- **Work instructions**: From the records below, determine the number of lines containing "Muharram". Output that number alone.

- **Exercise data**:
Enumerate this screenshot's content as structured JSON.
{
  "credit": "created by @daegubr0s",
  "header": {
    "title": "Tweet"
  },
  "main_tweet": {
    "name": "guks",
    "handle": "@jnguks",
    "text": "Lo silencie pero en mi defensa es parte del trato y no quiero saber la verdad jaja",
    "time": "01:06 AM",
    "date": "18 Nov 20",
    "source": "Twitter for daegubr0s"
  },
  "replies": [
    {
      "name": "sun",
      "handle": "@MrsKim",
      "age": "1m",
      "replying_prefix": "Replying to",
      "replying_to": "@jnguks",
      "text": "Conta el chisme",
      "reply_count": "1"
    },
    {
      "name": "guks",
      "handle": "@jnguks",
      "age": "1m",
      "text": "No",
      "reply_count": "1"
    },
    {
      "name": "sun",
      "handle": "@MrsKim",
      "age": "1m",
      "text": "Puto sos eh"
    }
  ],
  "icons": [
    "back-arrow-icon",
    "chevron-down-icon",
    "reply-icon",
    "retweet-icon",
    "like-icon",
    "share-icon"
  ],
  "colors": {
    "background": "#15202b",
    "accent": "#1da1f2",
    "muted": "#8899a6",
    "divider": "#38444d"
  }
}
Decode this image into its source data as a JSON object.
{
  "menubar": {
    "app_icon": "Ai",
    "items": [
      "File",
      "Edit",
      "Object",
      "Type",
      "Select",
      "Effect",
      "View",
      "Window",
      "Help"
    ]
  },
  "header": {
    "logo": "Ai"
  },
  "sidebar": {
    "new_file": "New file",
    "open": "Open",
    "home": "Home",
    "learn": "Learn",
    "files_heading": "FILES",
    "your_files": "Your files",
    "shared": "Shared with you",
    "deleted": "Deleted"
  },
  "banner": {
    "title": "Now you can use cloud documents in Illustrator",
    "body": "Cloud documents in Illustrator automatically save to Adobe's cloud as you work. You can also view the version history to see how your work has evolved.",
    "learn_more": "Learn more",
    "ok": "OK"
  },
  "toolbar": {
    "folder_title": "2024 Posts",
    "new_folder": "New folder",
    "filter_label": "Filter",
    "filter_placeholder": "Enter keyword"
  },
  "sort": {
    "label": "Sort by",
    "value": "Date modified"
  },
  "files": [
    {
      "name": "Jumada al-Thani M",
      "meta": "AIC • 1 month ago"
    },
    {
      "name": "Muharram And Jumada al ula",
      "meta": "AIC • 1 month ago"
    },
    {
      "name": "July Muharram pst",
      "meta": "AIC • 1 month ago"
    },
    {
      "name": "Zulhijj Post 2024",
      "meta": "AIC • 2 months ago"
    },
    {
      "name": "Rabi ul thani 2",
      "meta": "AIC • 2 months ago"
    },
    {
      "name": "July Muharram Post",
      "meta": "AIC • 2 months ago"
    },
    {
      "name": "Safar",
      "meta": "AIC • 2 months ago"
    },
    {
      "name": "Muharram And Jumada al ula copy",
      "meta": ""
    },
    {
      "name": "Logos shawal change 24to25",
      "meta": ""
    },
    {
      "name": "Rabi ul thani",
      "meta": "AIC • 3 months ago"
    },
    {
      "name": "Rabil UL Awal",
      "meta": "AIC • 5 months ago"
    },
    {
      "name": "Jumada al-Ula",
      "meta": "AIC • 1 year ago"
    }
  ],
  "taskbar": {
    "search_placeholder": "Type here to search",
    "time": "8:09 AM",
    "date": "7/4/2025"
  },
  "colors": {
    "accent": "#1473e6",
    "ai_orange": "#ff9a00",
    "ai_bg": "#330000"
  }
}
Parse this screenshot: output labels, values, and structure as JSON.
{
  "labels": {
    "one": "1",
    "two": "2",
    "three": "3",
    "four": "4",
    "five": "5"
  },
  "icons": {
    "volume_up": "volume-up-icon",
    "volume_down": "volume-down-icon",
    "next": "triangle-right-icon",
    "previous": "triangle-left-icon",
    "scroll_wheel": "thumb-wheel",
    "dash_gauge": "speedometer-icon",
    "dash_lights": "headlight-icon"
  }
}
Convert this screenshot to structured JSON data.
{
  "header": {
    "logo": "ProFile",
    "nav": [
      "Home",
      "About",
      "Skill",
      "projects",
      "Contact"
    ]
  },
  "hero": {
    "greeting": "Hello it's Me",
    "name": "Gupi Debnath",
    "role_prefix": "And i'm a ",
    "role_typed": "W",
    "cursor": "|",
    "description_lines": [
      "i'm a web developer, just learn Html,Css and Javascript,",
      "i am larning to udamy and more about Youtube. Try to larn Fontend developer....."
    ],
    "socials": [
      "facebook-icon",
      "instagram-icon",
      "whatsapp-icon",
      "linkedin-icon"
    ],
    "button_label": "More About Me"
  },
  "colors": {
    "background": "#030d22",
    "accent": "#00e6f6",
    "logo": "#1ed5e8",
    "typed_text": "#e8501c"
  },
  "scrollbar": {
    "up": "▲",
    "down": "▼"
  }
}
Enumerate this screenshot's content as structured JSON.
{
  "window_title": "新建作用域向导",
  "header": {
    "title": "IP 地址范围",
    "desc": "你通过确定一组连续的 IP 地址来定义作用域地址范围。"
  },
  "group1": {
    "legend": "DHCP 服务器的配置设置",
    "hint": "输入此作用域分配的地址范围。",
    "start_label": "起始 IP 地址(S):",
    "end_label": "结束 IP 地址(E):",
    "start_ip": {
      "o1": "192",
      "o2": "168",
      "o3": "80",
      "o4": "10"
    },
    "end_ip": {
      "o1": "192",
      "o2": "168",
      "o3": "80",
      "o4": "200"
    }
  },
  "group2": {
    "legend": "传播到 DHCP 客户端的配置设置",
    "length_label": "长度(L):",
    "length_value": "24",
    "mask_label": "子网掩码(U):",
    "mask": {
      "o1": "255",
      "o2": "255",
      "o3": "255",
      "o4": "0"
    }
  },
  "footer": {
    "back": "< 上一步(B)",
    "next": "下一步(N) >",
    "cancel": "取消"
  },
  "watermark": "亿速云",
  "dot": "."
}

- **Exercise solution**: 4